Task requirements ->
Every entry below is to be copied exactly, apart from any picture it holds.

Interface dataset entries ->
+++

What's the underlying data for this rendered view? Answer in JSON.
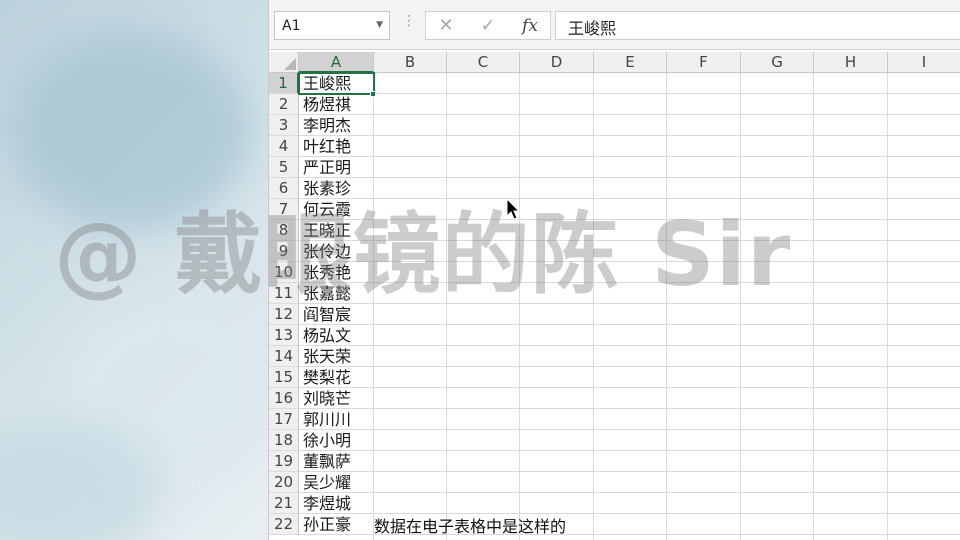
{
  "formula_bar": {
    "name_box": "A1",
    "name_box_dropdown_icon": "chevron-down-icon",
    "more_icon": "vertical-dots-icon",
    "cancel_icon": "close-icon",
    "cancel_glyph": "✕",
    "enter_icon": "check-icon",
    "enter_glyph": "✓",
    "function_icon": "fx-icon",
    "function_glyph": "fx",
    "content": "王峻熙"
  },
  "grid": {
    "selected_column": "A",
    "selected_row": 1,
    "active_cell": "A1",
    "columns": [
      "A",
      "B",
      "C",
      "D",
      "E",
      "F",
      "G",
      "H",
      "I"
    ],
    "rows": [
      {
        "num": "1",
        "a": "王峻熙"
      },
      {
        "num": "2",
        "a": "杨煜祺"
      },
      {
        "num": "3",
        "a": "李明杰"
      },
      {
        "num": "4",
        "a": "叶红艳"
      },
      {
        "num": "5",
        "a": "严正明"
      },
      {
        "num": "6",
        "a": "张素珍"
      },
      {
        "num": "7",
        "a": "何云霞"
      },
      {
        "num": "8",
        "a": "王晓正"
      },
      {
        "num": "9",
        "a": "张伶边"
      },
      {
        "num": "10",
        "a": "张秀艳"
      },
      {
        "num": "11",
        "a": "张嘉懿"
      },
      {
        "num": "12",
        "a": "阎智宸"
      },
      {
        "num": "13",
        "a": "杨弘文"
      },
      {
        "num": "14",
        "a": "张天荣"
      },
      {
        "num": "15",
        "a": "樊梨花"
      },
      {
        "num": "16",
        "a": "刘晓芒"
      },
      {
        "num": "17",
        "a": "郭川川"
      },
      {
        "num": "18",
        "a": "徐小明"
      },
      {
        "num": "19",
        "a": "董飘萨"
      },
      {
        "num": "20",
        "a": "吴少耀"
      },
      {
        "num": "21",
        "a": "李煜城"
      },
      {
        "num": "22",
        "a": "孙正豪"
      }
    ]
  },
  "watermark": "@ 戴眼镜的陈 Sir",
  "subtitle": "数据在电子表格中是这样的",
  "colors": {
    "excel_green": "#217346",
    "header_bg": "#efefef",
    "gridline": "#dadada"
  }
}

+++

Output of the task ->
What's the underlying data for this rendered view? Answer in JSON.
{
  "formula_bar": {
    "name_box": "A1",
    "name_box_dropdown_icon": "chevron-down-icon",
    "more_icon": "vertical-dots-icon",
    "cancel_icon": "close-icon",
    "cancel_glyph": "✕",
    "enter_icon": "check-icon",
    "enter_glyph": "✓",
    "function_icon": "fx-icon",
    "function_glyph": "fx",
    "content": "王峻熙"
  },
  "grid": {
    "selected_column": "A",
    "selected_row": 1,
    "active_cell": "A1",
    "columns": [
      "A",
      "B",
      "C",
      "D",
      "E",
      "F",
      "G",
      "H",
      "I"
    ],
    "rows": [
      {
        "num": "1",
        "a": "王峻熙"
      },
      {
        "num": "2",
        "a": "杨煜祺"
      },
      {
        "num": "3",
        "a": "李明杰"
      },
      {
        "num": "4",
        "a": "叶红艳"
      },
      {
        "num": "5",
        "a": "严正明"
      },
      {
        "num": "6",
        "a": "张素珍"
      },
      {
        "num": "7",
        "a": "何云霞"
      },
      {
        "num": "8",
        "a": "王晓正"
      },
      {
        "num": "9",
        "a": "张伶边"
      },
      {
        "num": "10",
        "a": "张秀艳"
      },
      {
        "num": "11",
        "a": "张嘉懿"
      },
      {
        "num": "12",
        "a": "阎智宸"
      },
      {
        "num": "13",
        "a": "杨弘文"
      },
      {
        "num": "14",
        "a": "张天荣"
      },
      {
        "num": "15",
        "a": "樊梨花"
      },
      {
        "num": "16",
        "a": "刘晓芒"
      },
      {
        "num": "17",
        "a": "郭川川"
      },
      {
        "num": "18",
        "a": "徐小明"
      },
      {
        "num": "19",
        "a": "董飘萨"
      },
      {
        "num": "20",
        "a": "吴少耀"
      },
      {
        "num": "21",
        "a": "李煜城"
      },
      {
        "num": "22",
        "a": "孙正豪"
      }
    ]
  },
  "watermark": "@ 戴眼镜的陈 Sir",
  "subtitle": "数据在电子表格中是这样的",
  "colors": {
    "excel_green": "#217346",
    "header_bg": "#efefef",
    "gridline": "#dadada"
  }
}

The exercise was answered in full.